____ Material shown
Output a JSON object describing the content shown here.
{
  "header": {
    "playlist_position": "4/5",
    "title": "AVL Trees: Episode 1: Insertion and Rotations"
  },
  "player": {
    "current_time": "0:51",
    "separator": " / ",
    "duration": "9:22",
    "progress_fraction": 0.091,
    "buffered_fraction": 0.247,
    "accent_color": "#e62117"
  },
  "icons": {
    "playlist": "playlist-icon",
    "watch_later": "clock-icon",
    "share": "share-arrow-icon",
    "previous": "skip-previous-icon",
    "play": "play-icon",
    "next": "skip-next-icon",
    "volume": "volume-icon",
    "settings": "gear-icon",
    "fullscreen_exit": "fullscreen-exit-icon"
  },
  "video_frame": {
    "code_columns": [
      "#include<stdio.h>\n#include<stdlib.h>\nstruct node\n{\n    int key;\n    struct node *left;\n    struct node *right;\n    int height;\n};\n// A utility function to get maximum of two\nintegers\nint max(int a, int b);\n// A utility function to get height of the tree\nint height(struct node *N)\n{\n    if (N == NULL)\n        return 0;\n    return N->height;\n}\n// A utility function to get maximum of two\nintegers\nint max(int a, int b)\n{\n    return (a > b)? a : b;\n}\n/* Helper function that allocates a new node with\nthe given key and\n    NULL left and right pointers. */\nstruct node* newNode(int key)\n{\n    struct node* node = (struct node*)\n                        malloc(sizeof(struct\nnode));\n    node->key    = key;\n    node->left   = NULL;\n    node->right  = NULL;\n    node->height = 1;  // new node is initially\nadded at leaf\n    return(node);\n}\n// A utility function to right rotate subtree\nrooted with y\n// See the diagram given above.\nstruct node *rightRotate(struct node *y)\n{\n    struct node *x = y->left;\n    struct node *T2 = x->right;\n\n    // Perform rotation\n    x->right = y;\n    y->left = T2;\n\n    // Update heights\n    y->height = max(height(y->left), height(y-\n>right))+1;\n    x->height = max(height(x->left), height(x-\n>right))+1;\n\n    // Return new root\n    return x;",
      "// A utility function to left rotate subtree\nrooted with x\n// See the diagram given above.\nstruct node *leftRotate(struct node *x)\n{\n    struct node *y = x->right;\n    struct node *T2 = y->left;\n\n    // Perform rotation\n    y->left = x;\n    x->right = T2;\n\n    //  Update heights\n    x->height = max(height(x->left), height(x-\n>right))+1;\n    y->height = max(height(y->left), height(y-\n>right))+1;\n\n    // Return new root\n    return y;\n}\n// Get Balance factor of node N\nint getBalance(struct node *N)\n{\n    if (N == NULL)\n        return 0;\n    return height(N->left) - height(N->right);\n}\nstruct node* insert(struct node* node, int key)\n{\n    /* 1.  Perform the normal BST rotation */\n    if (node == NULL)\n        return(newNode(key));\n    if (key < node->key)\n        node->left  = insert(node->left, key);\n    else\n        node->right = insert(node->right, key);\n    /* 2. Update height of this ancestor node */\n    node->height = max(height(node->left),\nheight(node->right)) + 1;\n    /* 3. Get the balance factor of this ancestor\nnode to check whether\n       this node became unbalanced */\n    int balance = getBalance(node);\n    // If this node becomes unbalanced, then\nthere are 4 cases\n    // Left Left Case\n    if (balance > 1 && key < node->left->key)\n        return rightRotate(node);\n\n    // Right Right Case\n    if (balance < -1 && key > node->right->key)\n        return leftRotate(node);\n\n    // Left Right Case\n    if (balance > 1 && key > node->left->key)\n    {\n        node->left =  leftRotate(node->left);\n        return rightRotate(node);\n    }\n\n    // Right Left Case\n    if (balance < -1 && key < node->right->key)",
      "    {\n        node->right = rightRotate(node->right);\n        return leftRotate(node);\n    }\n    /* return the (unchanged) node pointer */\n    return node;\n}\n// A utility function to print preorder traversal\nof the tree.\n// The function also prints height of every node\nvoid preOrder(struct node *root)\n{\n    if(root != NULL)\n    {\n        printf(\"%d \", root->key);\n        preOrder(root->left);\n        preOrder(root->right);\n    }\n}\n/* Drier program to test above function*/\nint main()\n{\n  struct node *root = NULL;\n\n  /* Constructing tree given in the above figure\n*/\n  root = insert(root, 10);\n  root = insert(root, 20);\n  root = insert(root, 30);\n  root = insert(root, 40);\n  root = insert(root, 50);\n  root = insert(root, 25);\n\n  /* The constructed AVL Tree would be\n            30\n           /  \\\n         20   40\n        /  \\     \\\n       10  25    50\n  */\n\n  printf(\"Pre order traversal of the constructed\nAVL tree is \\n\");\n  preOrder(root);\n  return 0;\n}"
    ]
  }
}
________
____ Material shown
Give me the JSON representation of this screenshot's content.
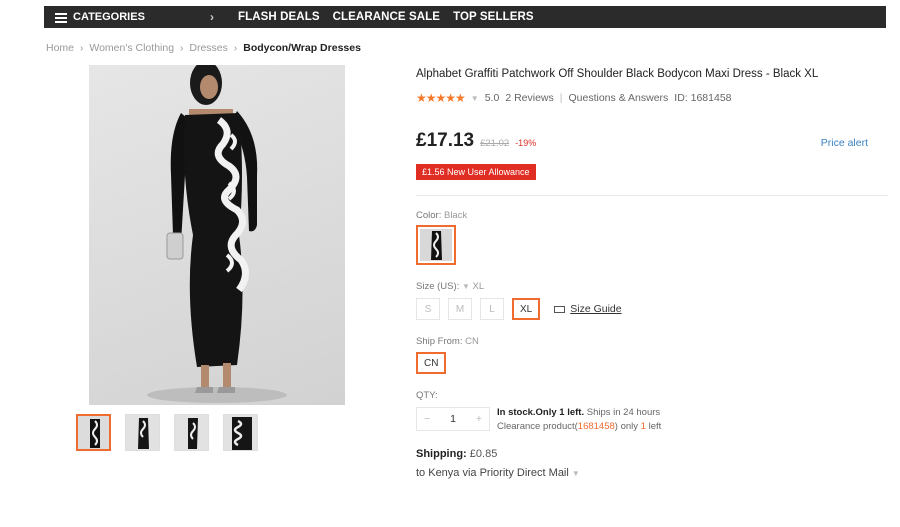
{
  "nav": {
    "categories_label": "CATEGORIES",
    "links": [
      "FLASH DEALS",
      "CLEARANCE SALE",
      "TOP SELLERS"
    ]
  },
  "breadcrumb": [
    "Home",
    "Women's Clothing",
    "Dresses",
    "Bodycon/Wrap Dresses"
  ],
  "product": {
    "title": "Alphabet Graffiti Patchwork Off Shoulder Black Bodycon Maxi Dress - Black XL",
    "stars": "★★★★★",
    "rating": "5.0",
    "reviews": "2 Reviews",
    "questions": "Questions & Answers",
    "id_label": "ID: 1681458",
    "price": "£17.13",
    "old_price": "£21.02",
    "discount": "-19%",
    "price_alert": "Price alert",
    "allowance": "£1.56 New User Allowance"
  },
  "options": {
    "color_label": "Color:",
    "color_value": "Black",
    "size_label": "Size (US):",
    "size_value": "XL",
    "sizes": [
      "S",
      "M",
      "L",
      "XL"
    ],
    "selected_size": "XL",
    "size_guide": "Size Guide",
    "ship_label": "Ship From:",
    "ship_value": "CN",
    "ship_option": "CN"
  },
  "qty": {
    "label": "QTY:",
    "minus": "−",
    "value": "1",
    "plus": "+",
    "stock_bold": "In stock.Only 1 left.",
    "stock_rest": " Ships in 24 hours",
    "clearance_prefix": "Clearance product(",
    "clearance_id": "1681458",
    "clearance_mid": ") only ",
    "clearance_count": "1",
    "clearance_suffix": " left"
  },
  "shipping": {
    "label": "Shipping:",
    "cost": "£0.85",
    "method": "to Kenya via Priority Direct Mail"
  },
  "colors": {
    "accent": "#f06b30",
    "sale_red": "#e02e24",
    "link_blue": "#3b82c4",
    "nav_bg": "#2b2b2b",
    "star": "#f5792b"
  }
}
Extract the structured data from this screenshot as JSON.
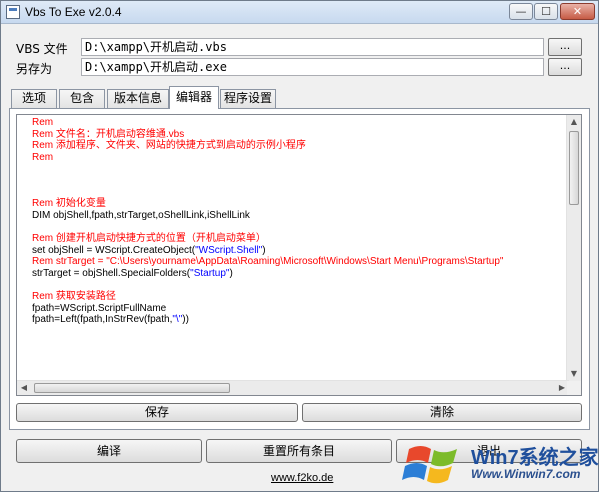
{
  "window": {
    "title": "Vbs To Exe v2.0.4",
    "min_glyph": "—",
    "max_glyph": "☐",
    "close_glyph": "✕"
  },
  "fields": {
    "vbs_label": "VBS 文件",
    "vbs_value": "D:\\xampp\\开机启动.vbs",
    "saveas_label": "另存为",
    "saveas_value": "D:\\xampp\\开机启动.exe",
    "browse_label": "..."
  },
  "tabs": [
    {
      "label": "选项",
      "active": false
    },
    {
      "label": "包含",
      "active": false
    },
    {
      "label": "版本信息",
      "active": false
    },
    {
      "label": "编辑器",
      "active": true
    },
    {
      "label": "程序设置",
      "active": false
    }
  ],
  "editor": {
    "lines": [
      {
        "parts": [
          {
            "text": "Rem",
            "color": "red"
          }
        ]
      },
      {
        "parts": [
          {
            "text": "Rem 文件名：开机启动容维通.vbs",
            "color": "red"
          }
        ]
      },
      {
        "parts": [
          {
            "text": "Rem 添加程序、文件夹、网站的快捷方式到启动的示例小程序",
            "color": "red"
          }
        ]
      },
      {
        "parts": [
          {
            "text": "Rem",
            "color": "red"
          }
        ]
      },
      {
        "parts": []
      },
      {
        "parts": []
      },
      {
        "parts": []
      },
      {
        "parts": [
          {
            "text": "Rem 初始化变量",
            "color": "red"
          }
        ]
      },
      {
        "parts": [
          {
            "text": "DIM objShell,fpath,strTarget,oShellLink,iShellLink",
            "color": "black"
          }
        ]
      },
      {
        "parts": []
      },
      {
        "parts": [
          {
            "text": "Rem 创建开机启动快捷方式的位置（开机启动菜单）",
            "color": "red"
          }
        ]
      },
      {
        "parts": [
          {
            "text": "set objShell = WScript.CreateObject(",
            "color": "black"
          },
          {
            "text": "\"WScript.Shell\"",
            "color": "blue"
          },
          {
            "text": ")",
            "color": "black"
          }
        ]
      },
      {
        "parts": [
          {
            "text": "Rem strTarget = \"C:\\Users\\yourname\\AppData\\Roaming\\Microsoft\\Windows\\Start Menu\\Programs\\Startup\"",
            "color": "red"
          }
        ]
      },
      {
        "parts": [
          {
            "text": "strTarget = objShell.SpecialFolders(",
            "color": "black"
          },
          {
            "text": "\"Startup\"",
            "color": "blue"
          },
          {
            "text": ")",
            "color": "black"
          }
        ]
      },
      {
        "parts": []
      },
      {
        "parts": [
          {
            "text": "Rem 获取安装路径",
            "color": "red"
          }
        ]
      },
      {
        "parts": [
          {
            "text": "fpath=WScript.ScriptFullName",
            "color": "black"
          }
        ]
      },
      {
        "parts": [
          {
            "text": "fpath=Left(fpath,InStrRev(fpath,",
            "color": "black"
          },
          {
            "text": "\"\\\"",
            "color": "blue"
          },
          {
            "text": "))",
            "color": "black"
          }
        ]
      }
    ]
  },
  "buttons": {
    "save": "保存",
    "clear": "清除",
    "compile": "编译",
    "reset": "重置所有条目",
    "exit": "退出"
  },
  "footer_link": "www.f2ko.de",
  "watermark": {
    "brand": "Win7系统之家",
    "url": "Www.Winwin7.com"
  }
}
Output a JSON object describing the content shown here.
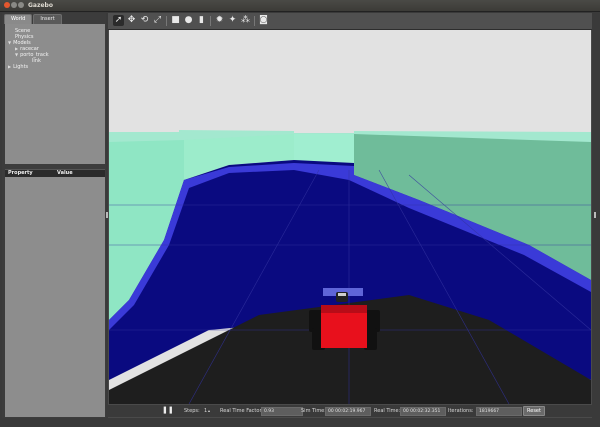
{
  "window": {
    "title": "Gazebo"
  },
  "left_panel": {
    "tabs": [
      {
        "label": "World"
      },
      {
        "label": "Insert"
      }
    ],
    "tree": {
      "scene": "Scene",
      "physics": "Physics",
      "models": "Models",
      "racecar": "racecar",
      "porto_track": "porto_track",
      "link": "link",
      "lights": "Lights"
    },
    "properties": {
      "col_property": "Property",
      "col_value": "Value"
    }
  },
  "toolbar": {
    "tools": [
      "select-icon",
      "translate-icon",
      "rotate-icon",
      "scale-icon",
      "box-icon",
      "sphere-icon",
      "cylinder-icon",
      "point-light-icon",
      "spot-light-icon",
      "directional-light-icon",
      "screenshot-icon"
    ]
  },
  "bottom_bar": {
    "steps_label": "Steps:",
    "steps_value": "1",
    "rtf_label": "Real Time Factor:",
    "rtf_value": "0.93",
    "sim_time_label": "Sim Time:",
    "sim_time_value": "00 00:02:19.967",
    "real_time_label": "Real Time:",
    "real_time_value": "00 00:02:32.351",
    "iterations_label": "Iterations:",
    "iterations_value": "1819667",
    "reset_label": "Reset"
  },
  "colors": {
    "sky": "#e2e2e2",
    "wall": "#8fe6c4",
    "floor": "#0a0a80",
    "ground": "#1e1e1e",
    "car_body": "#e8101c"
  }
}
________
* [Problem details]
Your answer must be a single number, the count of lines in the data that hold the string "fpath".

* [Written reply]
3